Rachel Herrmann, “My First Year of Teaching,” The Chronicle of Higher Education, April 14, 2014.
Rachel Herrmann, “Death By Chamomile?: The Alimentary End of Henry Granville Naimbana,” The Appendix: A New Journal of Narrative and Experimental History, 1, no. 1 (December 2012): 43-47.
Linda K. Kerber, “The Republican Mother: Women and the Enlightenment–An American Perspective,” American Quarterly, 28, no. 2 (Summer 1976): 187-205.
Jan Lewis, “The Republican Wife: Virtue and Seduction in the Early Republic,” William and Mary Quarterly, 3d series, 44, no. 4 (October 1987): 689-721.
Peter Onuf, “State Politics and Republican Virtue: religion, education, and morality in early American Federalism”, in Paul Finkelman & Stephen Gottlieb eds., Toward a Usable Past: liberty under state constitutions (University of Georgia Press: Athens, 1991)

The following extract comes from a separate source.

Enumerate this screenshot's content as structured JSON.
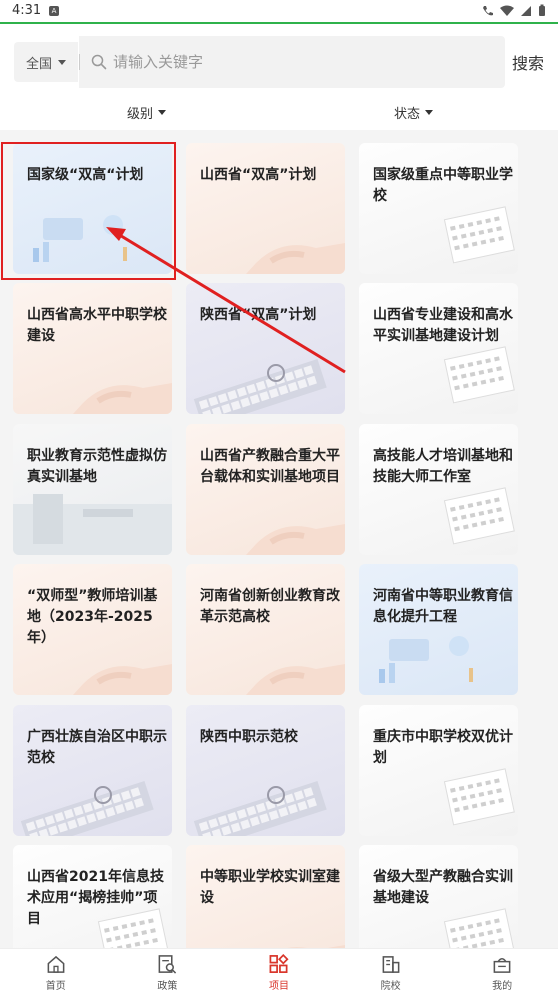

Benjamin Rush, “Thoughts Upon the Mode of Education Proper in a Republic,” and “Thoughts upon Female Education,” both in Rudolph, Frederick ed., Essays on Education in the Early Republic (Harvard University Press: Cambridge, Ma., 1965).